# EXERCISE OBJECTIVE
What you give back must match the data exactly, minus the pictures.

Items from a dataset
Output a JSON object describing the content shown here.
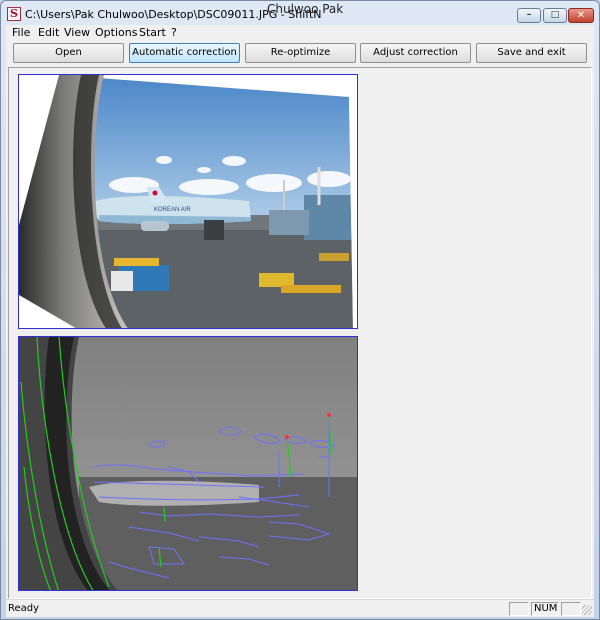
{
  "window": {
    "title": "C:\\Users\\Pak Chulwoo\\Desktop\\DSC09011.JPG - ShiftN",
    "overlay_name": "Chulwoo Pak",
    "icon_letter": "S",
    "controls": {
      "minimize": "–",
      "maximize": "□",
      "close": "✕"
    }
  },
  "menu": [
    "File",
    "Edit",
    "View",
    "Options",
    "Start",
    "?"
  ],
  "toolbar": {
    "open": "Open",
    "automatic_correction": "Automatic correction",
    "reoptimize": "Re-optimize",
    "adjust_correction": "Adjust correction",
    "save_and_exit": "Save and exit"
  },
  "images": {
    "top_alt": "corrected photo: Korean Air airplane seen through window",
    "bottom_alt": "edge-detection view with detected lines",
    "airline_text": "KOREAN AIR"
  },
  "status": {
    "text": "Ready",
    "num": "NUM"
  },
  "colors": {
    "panel_border": "#3030d0",
    "edge_lines": "#7070ff",
    "detected_lines": "#22cc22"
  }
}
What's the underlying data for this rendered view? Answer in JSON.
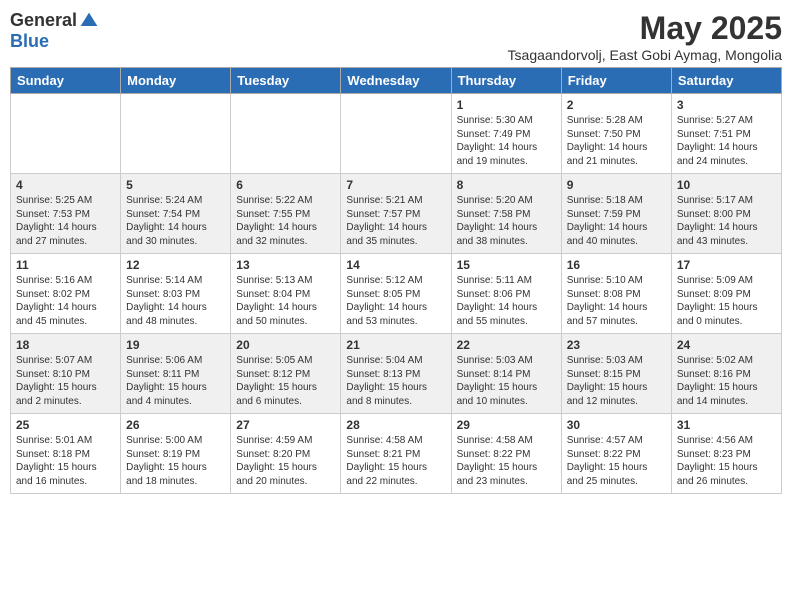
{
  "logo": {
    "general": "General",
    "blue": "Blue"
  },
  "title": "May 2025",
  "subtitle": "Tsagaandorvolj, East Gobi Aymag, Mongolia",
  "days_of_week": [
    "Sunday",
    "Monday",
    "Tuesday",
    "Wednesday",
    "Thursday",
    "Friday",
    "Saturday"
  ],
  "weeks": [
    [
      {
        "num": "",
        "info": ""
      },
      {
        "num": "",
        "info": ""
      },
      {
        "num": "",
        "info": ""
      },
      {
        "num": "",
        "info": ""
      },
      {
        "num": "1",
        "info": "Sunrise: 5:30 AM\nSunset: 7:49 PM\nDaylight: 14 hours\nand 19 minutes."
      },
      {
        "num": "2",
        "info": "Sunrise: 5:28 AM\nSunset: 7:50 PM\nDaylight: 14 hours\nand 21 minutes."
      },
      {
        "num": "3",
        "info": "Sunrise: 5:27 AM\nSunset: 7:51 PM\nDaylight: 14 hours\nand 24 minutes."
      }
    ],
    [
      {
        "num": "4",
        "info": "Sunrise: 5:25 AM\nSunset: 7:53 PM\nDaylight: 14 hours\nand 27 minutes."
      },
      {
        "num": "5",
        "info": "Sunrise: 5:24 AM\nSunset: 7:54 PM\nDaylight: 14 hours\nand 30 minutes."
      },
      {
        "num": "6",
        "info": "Sunrise: 5:22 AM\nSunset: 7:55 PM\nDaylight: 14 hours\nand 32 minutes."
      },
      {
        "num": "7",
        "info": "Sunrise: 5:21 AM\nSunset: 7:57 PM\nDaylight: 14 hours\nand 35 minutes."
      },
      {
        "num": "8",
        "info": "Sunrise: 5:20 AM\nSunset: 7:58 PM\nDaylight: 14 hours\nand 38 minutes."
      },
      {
        "num": "9",
        "info": "Sunrise: 5:18 AM\nSunset: 7:59 PM\nDaylight: 14 hours\nand 40 minutes."
      },
      {
        "num": "10",
        "info": "Sunrise: 5:17 AM\nSunset: 8:00 PM\nDaylight: 14 hours\nand 43 minutes."
      }
    ],
    [
      {
        "num": "11",
        "info": "Sunrise: 5:16 AM\nSunset: 8:02 PM\nDaylight: 14 hours\nand 45 minutes."
      },
      {
        "num": "12",
        "info": "Sunrise: 5:14 AM\nSunset: 8:03 PM\nDaylight: 14 hours\nand 48 minutes."
      },
      {
        "num": "13",
        "info": "Sunrise: 5:13 AM\nSunset: 8:04 PM\nDaylight: 14 hours\nand 50 minutes."
      },
      {
        "num": "14",
        "info": "Sunrise: 5:12 AM\nSunset: 8:05 PM\nDaylight: 14 hours\nand 53 minutes."
      },
      {
        "num": "15",
        "info": "Sunrise: 5:11 AM\nSunset: 8:06 PM\nDaylight: 14 hours\nand 55 minutes."
      },
      {
        "num": "16",
        "info": "Sunrise: 5:10 AM\nSunset: 8:08 PM\nDaylight: 14 hours\nand 57 minutes."
      },
      {
        "num": "17",
        "info": "Sunrise: 5:09 AM\nSunset: 8:09 PM\nDaylight: 15 hours\nand 0 minutes."
      }
    ],
    [
      {
        "num": "18",
        "info": "Sunrise: 5:07 AM\nSunset: 8:10 PM\nDaylight: 15 hours\nand 2 minutes."
      },
      {
        "num": "19",
        "info": "Sunrise: 5:06 AM\nSunset: 8:11 PM\nDaylight: 15 hours\nand 4 minutes."
      },
      {
        "num": "20",
        "info": "Sunrise: 5:05 AM\nSunset: 8:12 PM\nDaylight: 15 hours\nand 6 minutes."
      },
      {
        "num": "21",
        "info": "Sunrise: 5:04 AM\nSunset: 8:13 PM\nDaylight: 15 hours\nand 8 minutes."
      },
      {
        "num": "22",
        "info": "Sunrise: 5:03 AM\nSunset: 8:14 PM\nDaylight: 15 hours\nand 10 minutes."
      },
      {
        "num": "23",
        "info": "Sunrise: 5:03 AM\nSunset: 8:15 PM\nDaylight: 15 hours\nand 12 minutes."
      },
      {
        "num": "24",
        "info": "Sunrise: 5:02 AM\nSunset: 8:16 PM\nDaylight: 15 hours\nand 14 minutes."
      }
    ],
    [
      {
        "num": "25",
        "info": "Sunrise: 5:01 AM\nSunset: 8:18 PM\nDaylight: 15 hours\nand 16 minutes."
      },
      {
        "num": "26",
        "info": "Sunrise: 5:00 AM\nSunset: 8:19 PM\nDaylight: 15 hours\nand 18 minutes."
      },
      {
        "num": "27",
        "info": "Sunrise: 4:59 AM\nSunset: 8:20 PM\nDaylight: 15 hours\nand 20 minutes."
      },
      {
        "num": "28",
        "info": "Sunrise: 4:58 AM\nSunset: 8:21 PM\nDaylight: 15 hours\nand 22 minutes."
      },
      {
        "num": "29",
        "info": "Sunrise: 4:58 AM\nSunset: 8:22 PM\nDaylight: 15 hours\nand 23 minutes."
      },
      {
        "num": "30",
        "info": "Sunrise: 4:57 AM\nSunset: 8:22 PM\nDaylight: 15 hours\nand 25 minutes."
      },
      {
        "num": "31",
        "info": "Sunrise: 4:56 AM\nSunset: 8:23 PM\nDaylight: 15 hours\nand 26 minutes."
      }
    ]
  ]
}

# PROBLEM SOLUTION
Output a JSON object describing the content shown here.
{
  "window": {
    "title": "C:\\Users\\Pak Chulwoo\\Desktop\\DSC09011.JPG - ShiftN",
    "overlay_name": "Chulwoo Pak",
    "icon_letter": "S",
    "controls": {
      "minimize": "–",
      "maximize": "□",
      "close": "✕"
    }
  },
  "menu": [
    "File",
    "Edit",
    "View",
    "Options",
    "Start",
    "?"
  ],
  "toolbar": {
    "open": "Open",
    "automatic_correction": "Automatic correction",
    "reoptimize": "Re-optimize",
    "adjust_correction": "Adjust correction",
    "save_and_exit": "Save and exit"
  },
  "images": {
    "top_alt": "corrected photo: Korean Air airplane seen through window",
    "bottom_alt": "edge-detection view with detected lines",
    "airline_text": "KOREAN AIR"
  },
  "status": {
    "text": "Ready",
    "num": "NUM"
  },
  "colors": {
    "panel_border": "#3030d0",
    "edge_lines": "#7070ff",
    "detected_lines": "#22cc22"
  }
}
What's the underlying data for this rendered view? Answer in JSON.
{
  "logo": {
    "general": "General",
    "blue": "Blue"
  },
  "title": "May 2025",
  "subtitle": "Tsagaandorvolj, East Gobi Aymag, Mongolia",
  "days_of_week": [
    "Sunday",
    "Monday",
    "Tuesday",
    "Wednesday",
    "Thursday",
    "Friday",
    "Saturday"
  ],
  "weeks": [
    [
      {
        "num": "",
        "info": ""
      },
      {
        "num": "",
        "info": ""
      },
      {
        "num": "",
        "info": ""
      },
      {
        "num": "",
        "info": ""
      },
      {
        "num": "1",
        "info": "Sunrise: 5:30 AM\nSunset: 7:49 PM\nDaylight: 14 hours\nand 19 minutes."
      },
      {
        "num": "2",
        "info": "Sunrise: 5:28 AM\nSunset: 7:50 PM\nDaylight: 14 hours\nand 21 minutes."
      },
      {
        "num": "3",
        "info": "Sunrise: 5:27 AM\nSunset: 7:51 PM\nDaylight: 14 hours\nand 24 minutes."
      }
    ],
    [
      {
        "num": "4",
        "info": "Sunrise: 5:25 AM\nSunset: 7:53 PM\nDaylight: 14 hours\nand 27 minutes."
      },
      {
        "num": "5",
        "info": "Sunrise: 5:24 AM\nSunset: 7:54 PM\nDaylight: 14 hours\nand 30 minutes."
      },
      {
        "num": "6",
        "info": "Sunrise: 5:22 AM\nSunset: 7:55 PM\nDaylight: 14 hours\nand 32 minutes."
      },
      {
        "num": "7",
        "info": "Sunrise: 5:21 AM\nSunset: 7:57 PM\nDaylight: 14 hours\nand 35 minutes."
      },
      {
        "num": "8",
        "info": "Sunrise: 5:20 AM\nSunset: 7:58 PM\nDaylight: 14 hours\nand 38 minutes."
      },
      {
        "num": "9",
        "info": "Sunrise: 5:18 AM\nSunset: 7:59 PM\nDaylight: 14 hours\nand 40 minutes."
      },
      {
        "num": "10",
        "info": "Sunrise: 5:17 AM\nSunset: 8:00 PM\nDaylight: 14 hours\nand 43 minutes."
      }
    ],
    [
      {
        "num": "11",
        "info": "Sunrise: 5:16 AM\nSunset: 8:02 PM\nDaylight: 14 hours\nand 45 minutes."
      },
      {
        "num": "12",
        "info": "Sunrise: 5:14 AM\nSunset: 8:03 PM\nDaylight: 14 hours\nand 48 minutes."
      },
      {
        "num": "13",
        "info": "Sunrise: 5:13 AM\nSunset: 8:04 PM\nDaylight: 14 hours\nand 50 minutes."
      },
      {
        "num": "14",
        "info": "Sunrise: 5:12 AM\nSunset: 8:05 PM\nDaylight: 14 hours\nand 53 minutes."
      },
      {
        "num": "15",
        "info": "Sunrise: 5:11 AM\nSunset: 8:06 PM\nDaylight: 14 hours\nand 55 minutes."
      },
      {
        "num": "16",
        "info": "Sunrise: 5:10 AM\nSunset: 8:08 PM\nDaylight: 14 hours\nand 57 minutes."
      },
      {
        "num": "17",
        "info": "Sunrise: 5:09 AM\nSunset: 8:09 PM\nDaylight: 15 hours\nand 0 minutes."
      }
    ],
    [
      {
        "num": "18",
        "info": "Sunrise: 5:07 AM\nSunset: 8:10 PM\nDaylight: 15 hours\nand 2 minutes."
      },
      {
        "num": "19",
        "info": "Sunrise: 5:06 AM\nSunset: 8:11 PM\nDaylight: 15 hours\nand 4 minutes."
      },
      {
        "num": "20",
        "info": "Sunrise: 5:05 AM\nSunset: 8:12 PM\nDaylight: 15 hours\nand 6 minutes."
      },
      {
        "num": "21",
        "info": "Sunrise: 5:04 AM\nSunset: 8:13 PM\nDaylight: 15 hours\nand 8 minutes."
      },
      {
        "num": "22",
        "info": "Sunrise: 5:03 AM\nSunset: 8:14 PM\nDaylight: 15 hours\nand 10 minutes."
      },
      {
        "num": "23",
        "info": "Sunrise: 5:03 AM\nSunset: 8:15 PM\nDaylight: 15 hours\nand 12 minutes."
      },
      {
        "num": "24",
        "info": "Sunrise: 5:02 AM\nSunset: 8:16 PM\nDaylight: 15 hours\nand 14 minutes."
      }
    ],
    [
      {
        "num": "25",
        "info": "Sunrise: 5:01 AM\nSunset: 8:18 PM\nDaylight: 15 hours\nand 16 minutes."
      },
      {
        "num": "26",
        "info": "Sunrise: 5:00 AM\nSunset: 8:19 PM\nDaylight: 15 hours\nand 18 minutes."
      },
      {
        "num": "27",
        "info": "Sunrise: 4:59 AM\nSunset: 8:20 PM\nDaylight: 15 hours\nand 20 minutes."
      },
      {
        "num": "28",
        "info": "Sunrise: 4:58 AM\nSunset: 8:21 PM\nDaylight: 15 hours\nand 22 minutes."
      },
      {
        "num": "29",
        "info": "Sunrise: 4:58 AM\nSunset: 8:22 PM\nDaylight: 15 hours\nand 23 minutes."
      },
      {
        "num": "30",
        "info": "Sunrise: 4:57 AM\nSunset: 8:22 PM\nDaylight: 15 hours\nand 25 minutes."
      },
      {
        "num": "31",
        "info": "Sunrise: 4:56 AM\nSunset: 8:23 PM\nDaylight: 15 hours\nand 26 minutes."
      }
    ]
  ]
}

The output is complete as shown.